__ASSIGNMENT__. Extract the entries in their exact form.

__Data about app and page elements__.
= = = = =

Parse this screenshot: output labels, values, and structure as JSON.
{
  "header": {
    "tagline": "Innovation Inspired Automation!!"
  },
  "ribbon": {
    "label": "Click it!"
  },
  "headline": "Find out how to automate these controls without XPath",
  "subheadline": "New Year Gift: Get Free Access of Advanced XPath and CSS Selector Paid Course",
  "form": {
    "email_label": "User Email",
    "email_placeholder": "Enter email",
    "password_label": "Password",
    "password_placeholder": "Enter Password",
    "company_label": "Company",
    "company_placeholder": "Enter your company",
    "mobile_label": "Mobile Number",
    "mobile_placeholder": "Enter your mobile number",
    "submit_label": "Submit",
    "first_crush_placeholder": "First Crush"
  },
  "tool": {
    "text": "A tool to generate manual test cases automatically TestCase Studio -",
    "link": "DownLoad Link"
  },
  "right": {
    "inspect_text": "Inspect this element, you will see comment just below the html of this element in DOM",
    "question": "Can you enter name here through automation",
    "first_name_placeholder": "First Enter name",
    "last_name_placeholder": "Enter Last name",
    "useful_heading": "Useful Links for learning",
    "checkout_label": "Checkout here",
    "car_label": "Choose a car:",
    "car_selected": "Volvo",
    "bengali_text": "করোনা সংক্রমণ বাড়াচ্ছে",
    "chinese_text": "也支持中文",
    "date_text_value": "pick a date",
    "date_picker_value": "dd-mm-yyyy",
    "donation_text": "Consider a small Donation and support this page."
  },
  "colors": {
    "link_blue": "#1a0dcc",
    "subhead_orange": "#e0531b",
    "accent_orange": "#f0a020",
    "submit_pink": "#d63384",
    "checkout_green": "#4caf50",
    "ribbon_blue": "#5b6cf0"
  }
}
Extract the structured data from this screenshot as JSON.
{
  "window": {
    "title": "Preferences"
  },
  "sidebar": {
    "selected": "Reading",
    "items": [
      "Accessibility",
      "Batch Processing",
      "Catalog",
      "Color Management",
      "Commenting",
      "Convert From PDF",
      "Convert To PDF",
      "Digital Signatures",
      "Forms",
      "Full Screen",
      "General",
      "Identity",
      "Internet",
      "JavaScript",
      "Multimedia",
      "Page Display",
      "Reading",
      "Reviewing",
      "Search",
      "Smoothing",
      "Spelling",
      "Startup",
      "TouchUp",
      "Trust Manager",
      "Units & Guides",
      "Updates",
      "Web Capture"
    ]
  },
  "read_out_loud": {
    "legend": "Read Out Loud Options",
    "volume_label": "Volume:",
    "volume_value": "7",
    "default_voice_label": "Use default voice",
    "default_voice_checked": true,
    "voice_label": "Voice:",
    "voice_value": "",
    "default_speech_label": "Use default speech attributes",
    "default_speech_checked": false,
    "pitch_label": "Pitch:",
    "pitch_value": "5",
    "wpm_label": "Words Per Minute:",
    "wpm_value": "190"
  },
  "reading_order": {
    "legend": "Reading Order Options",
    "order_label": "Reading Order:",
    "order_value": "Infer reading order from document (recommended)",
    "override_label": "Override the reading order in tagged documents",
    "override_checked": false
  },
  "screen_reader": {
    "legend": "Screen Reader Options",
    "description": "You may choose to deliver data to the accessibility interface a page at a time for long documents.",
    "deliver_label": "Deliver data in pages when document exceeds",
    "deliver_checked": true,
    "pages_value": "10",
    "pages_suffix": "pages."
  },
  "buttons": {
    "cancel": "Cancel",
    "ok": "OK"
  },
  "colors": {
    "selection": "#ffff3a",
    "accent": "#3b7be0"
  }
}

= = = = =

__TASK RESPONSE__.
Parse this screenshot: output labels, values, and structure as JSON.
{
  "header": {
    "tagline": "Innovation Inspired Automation!!"
  },
  "ribbon": {
    "label": "Click it!"
  },
  "headline": "Find out how to automate these controls without XPath",
  "subheadline": "New Year Gift: Get Free Access of Advanced XPath and CSS Selector Paid Course",
  "form": {
    "email_label": "User Email",
    "email_placeholder": "Enter email",
    "password_label": "Password",
    "password_placeholder": "Enter Password",
    "company_label": "Company",
    "company_placeholder": "Enter your company",
    "mobile_label": "Mobile Number",
    "mobile_placeholder": "Enter your mobile number",
    "submit_label": "Submit",
    "first_crush_placeholder": "First Crush"
  },
  "tool": {
    "text": "A tool to generate manual test cases automatically TestCase Studio -",
    "link": "DownLoad Link"
  },
  "right": {
    "inspect_text": "Inspect this element, you will see comment just below the html of this element in DOM",
    "question": "Can you enter name here through automation",
    "first_name_placeholder": "First Enter name",
    "last_name_placeholder": "Enter Last name",
    "useful_heading": "Useful Links for learning",
    "checkout_label": "Checkout here",
    "car_label": "Choose a car:",
    "car_selected": "Volvo",
    "bengali_text": "করোনা সংক্রমণ বাড়াচ্ছে",
    "chinese_text": "也支持中文",
    "date_text_value": "pick a date",
    "date_picker_value": "dd-mm-yyyy",
    "donation_text": "Consider a small Donation and support this page."
  },
  "colors": {
    "link_blue": "#1a0dcc",
    "subhead_orange": "#e0531b",
    "accent_orange": "#f0a020",
    "submit_pink": "#d63384",
    "checkout_green": "#4caf50",
    "ribbon_blue": "#5b6cf0"
  }
}
Extract the structured data from this screenshot as JSON.
{
  "window": {
    "title": "Preferences"
  },
  "sidebar": {
    "selected": "Reading",
    "items": [
      "Accessibility",
      "Batch Processing",
      "Catalog",
      "Color Management",
      "Commenting",
      "Convert From PDF",
      "Convert To PDF",
      "Digital Signatures",
      "Forms",
      "Full Screen",
      "General",
      "Identity",
      "Internet",
      "JavaScript",
      "Multimedia",
      "Page Display",
      "Reading",
      "Reviewing",
      "Search",
      "Smoothing",
      "Spelling",
      "Startup",
      "TouchUp",
      "Trust Manager",
      "Units & Guides",
      "Updates",
      "Web Capture"
    ]
  },
  "read_out_loud": {
    "legend": "Read Out Loud Options",
    "volume_label": "Volume:",
    "volume_value": "7",
    "default_voice_label": "Use default voice",
    "default_voice_checked": true,
    "voice_label": "Voice:",
    "voice_value": "",
    "default_speech_label": "Use default speech attributes",
    "default_speech_checked": false,
    "pitch_label": "Pitch:",
    "pitch_value": "5",
    "wpm_label": "Words Per Minute:",
    "wpm_value": "190"
  },
  "reading_order": {
    "legend": "Reading Order Options",
    "order_label": "Reading Order:",
    "order_value": "Infer reading order from document (recommended)",
    "override_label": "Override the reading order in tagged documents",
    "override_checked": false
  },
  "screen_reader": {
    "legend": "Screen Reader Options",
    "description": "You may choose to deliver data to the accessibility interface a page at a time for long documents.",
    "deliver_label": "Deliver data in pages when document exceeds",
    "deliver_checked": true,
    "pages_value": "10",
    "pages_suffix": "pages."
  },
  "buttons": {
    "cancel": "Cancel",
    "ok": "OK"
  },
  "colors": {
    "selection": "#ffff3a",
    "accent": "#3b7be0"
  }
}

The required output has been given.